## What you need to do:
Your task is to retype each line of the data below exactly.

## Available data:

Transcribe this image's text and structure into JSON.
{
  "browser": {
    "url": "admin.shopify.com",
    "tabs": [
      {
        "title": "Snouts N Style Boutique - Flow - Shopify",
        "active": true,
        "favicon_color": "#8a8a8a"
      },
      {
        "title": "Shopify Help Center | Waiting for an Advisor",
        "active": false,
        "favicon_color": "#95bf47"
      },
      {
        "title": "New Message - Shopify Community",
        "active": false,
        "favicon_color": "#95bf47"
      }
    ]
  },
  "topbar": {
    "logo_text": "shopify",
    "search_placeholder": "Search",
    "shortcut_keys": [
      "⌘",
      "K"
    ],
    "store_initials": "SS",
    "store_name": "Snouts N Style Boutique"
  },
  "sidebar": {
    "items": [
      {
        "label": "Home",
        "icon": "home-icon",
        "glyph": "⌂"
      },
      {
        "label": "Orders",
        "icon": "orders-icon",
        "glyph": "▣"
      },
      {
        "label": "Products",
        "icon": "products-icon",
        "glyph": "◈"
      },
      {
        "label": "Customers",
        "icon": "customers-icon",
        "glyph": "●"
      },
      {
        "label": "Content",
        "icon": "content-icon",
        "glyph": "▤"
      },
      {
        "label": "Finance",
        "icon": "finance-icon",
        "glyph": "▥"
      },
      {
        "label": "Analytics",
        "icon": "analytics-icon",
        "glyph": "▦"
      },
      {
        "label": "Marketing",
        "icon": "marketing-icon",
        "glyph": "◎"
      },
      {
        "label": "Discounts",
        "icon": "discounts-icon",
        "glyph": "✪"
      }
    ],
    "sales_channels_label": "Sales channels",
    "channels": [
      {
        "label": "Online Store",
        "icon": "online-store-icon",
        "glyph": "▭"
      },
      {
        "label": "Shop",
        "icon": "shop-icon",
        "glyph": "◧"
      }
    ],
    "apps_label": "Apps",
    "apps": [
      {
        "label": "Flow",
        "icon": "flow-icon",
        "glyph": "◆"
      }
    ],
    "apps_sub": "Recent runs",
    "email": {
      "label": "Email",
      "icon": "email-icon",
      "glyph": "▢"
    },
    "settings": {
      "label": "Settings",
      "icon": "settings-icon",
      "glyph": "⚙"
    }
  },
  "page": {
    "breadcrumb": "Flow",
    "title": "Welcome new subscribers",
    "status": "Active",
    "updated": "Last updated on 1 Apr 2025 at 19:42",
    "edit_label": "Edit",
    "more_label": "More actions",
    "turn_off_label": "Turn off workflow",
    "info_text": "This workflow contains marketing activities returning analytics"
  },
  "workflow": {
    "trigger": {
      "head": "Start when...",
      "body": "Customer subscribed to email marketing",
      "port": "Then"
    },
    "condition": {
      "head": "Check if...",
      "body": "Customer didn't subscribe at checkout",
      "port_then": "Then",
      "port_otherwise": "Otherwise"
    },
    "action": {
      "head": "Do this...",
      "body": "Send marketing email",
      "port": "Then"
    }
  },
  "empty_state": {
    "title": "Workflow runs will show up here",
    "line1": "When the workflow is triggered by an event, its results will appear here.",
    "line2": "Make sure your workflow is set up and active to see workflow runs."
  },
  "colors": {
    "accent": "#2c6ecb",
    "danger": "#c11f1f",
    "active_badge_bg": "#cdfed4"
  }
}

## Exercise response:
Transcribe this image's text and structure into JSON.
{
  "browser": {
    "url": "admin.shopify.com",
    "tabs": [
      {
        "title": "Snouts N Style Boutique - Flow - Shopify",
        "active": true,
        "favicon_color": "#8a8a8a"
      },
      {
        "title": "Shopify Help Center | Waiting for an Advisor",
        "active": false,
        "favicon_color": "#95bf47"
      },
      {
        "title": "New Message - Shopify Community",
        "active": false,
        "favicon_color": "#95bf47"
      }
    ]
  },
  "topbar": {
    "logo_text": "shopify",
    "search_placeholder": "Search",
    "shortcut_keys": [
      "⌘",
      "K"
    ],
    "store_initials": "SS",
    "store_name": "Snouts N Style Boutique"
  },
  "sidebar": {
    "items": [
      {
        "label": "Home",
        "icon": "home-icon",
        "glyph": "⌂"
      },
      {
        "label": "Orders",
        "icon": "orders-icon",
        "glyph": "▣"
      },
      {
        "label": "Products",
        "icon": "products-icon",
        "glyph": "◈"
      },
      {
        "label": "Customers",
        "icon": "customers-icon",
        "glyph": "●"
      },
      {
        "label": "Content",
        "icon": "content-icon",
        "glyph": "▤"
      },
      {
        "label": "Finance",
        "icon": "finance-icon",
        "glyph": "▥"
      },
      {
        "label": "Analytics",
        "icon": "analytics-icon",
        "glyph": "▦"
      },
      {
        "label": "Marketing",
        "icon": "marketing-icon",
        "glyph": "◎"
      },
      {
        "label": "Discounts",
        "icon": "discounts-icon",
        "glyph": "✪"
      }
    ],
    "sales_channels_label": "Sales channels",
    "channels": [
      {
        "label": "Online Store",
        "icon": "online-store-icon",
        "glyph": "▭"
      },
      {
        "label": "Shop",
        "icon": "shop-icon",
        "glyph": "◧"
      }
    ],
    "apps_label": "Apps",
    "apps": [
      {
        "label": "Flow",
        "icon": "flow-icon",
        "glyph": "◆"
      }
    ],
    "apps_sub": "Recent runs",
    "email": {
      "label": "Email",
      "icon": "email-icon",
      "glyph": "▢"
    },
    "settings": {
      "label": "Settings",
      "icon": "settings-icon",
      "glyph": "⚙"
    }
  },
  "page": {
    "breadcrumb": "Flow",
    "title": "Welcome new subscribers",
    "status": "Active",
    "updated": "Last updated on 1 Apr 2025 at 19:42",
    "edit_label": "Edit",
    "more_label": "More actions",
    "turn_off_label": "Turn off workflow",
    "info_text": "This workflow contains marketing activities returning analytics"
  },
  "workflow": {
    "trigger": {
      "head": "Start when...",
      "body": "Customer subscribed to email marketing",
      "port": "Then"
    },
    "condition": {
      "head": "Check if...",
      "body": "Customer didn't subscribe at checkout",
      "port_then": "Then",
      "port_otherwise": "Otherwise"
    },
    "action": {
      "head": "Do this...",
      "body": "Send marketing email",
      "port": "Then"
    }
  },
  "empty_state": {
    "title": "Workflow runs will show up here",
    "line1": "When the workflow is triggered by an event, its results will appear here.",
    "line2": "Make sure your workflow is set up and active to see workflow runs."
  },
  "colors": {
    "accent": "#2c6ecb",
    "danger": "#c11f1f",
    "active_badge_bg": "#cdfed4"
  }
}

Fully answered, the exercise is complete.